In a study carried out by Gartner, it found that some benefits offered can be seen as basic expectations. Benefits like healthcare may be highly desired, but they're also basic expectations for job seekers. Instead, candidates want to know which benefits set the organisation apart, noting that educational benefits, well-being initiatives, and innovative perks (defined by Gartner as benefits that go above and beyond those typically offered by peers in a given industry or region) are far more likely to attract top talent.

70% of the organisations Gartner surveyed included those basic expectations in their job adverts, but the benefits most likely to influence an applicant's decision (perks, family benefits, continuing education, and well-being) were the least likely to be included in a job description. 

It's also a good idea to ask employees, especially recent hires, what brought them to your company and the key motivators. Knowing what made your staff choose your organisation over the competition can help you figure out where you're different; the benefits you think are nothing to highlight could be the very ones that are attracting stand-out employees.

Speak Their Language

Most talent with strong technical backgrounds are not actively seeking out new positions. This is because they're already in high demand and have had the opportunity to choose the type of company they wish to work for, which challenges HR professionals to get creative with their approach when sourcing and prospecting. To find the best talent, organisations have to put themselves directly in front of them. They can do this by attending industry events, seminars, trade shows or sponsoring technical forums.

We can help your technology business

At Redline, we’ve streamlined the recruitment process into an efficient method based on our significant insight and research, taking you through competency-based interviews, offer and declination and onboarding processes.

Redline Group offers knowledge-led, tailor-made recruitment programmes to suit clients’ specific needs, adopting a ‘partnership’ approach to ensure a detailed understanding of clients’ objectives and requirements.

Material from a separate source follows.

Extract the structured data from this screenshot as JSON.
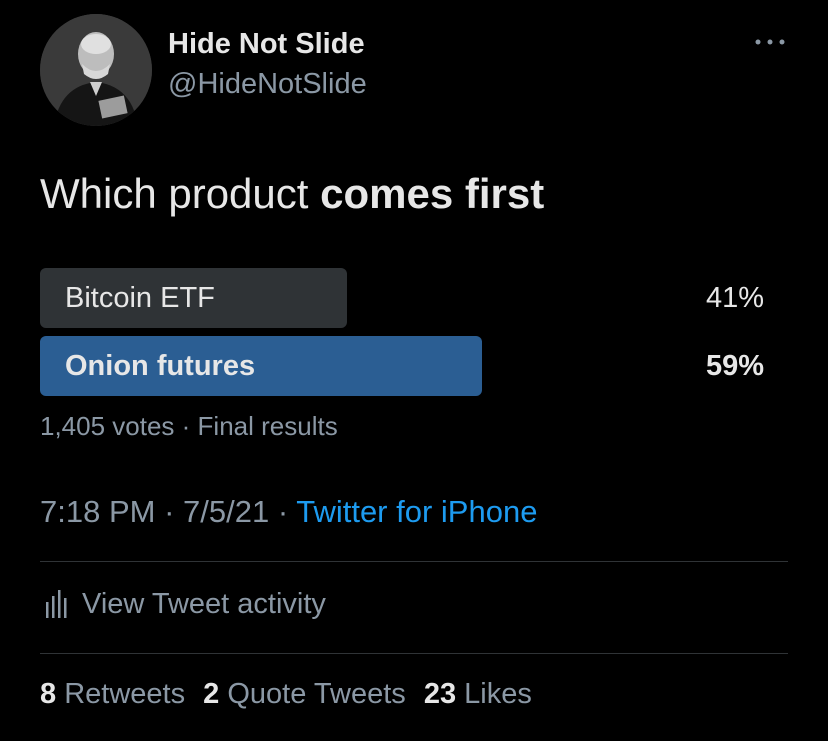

For more information regarding how we can help your business, please contact Tracey Sharpe, Redline’s Manufacturing & Operations Manager on 01582 878874 or email TSharpe@RedlineGroup.com.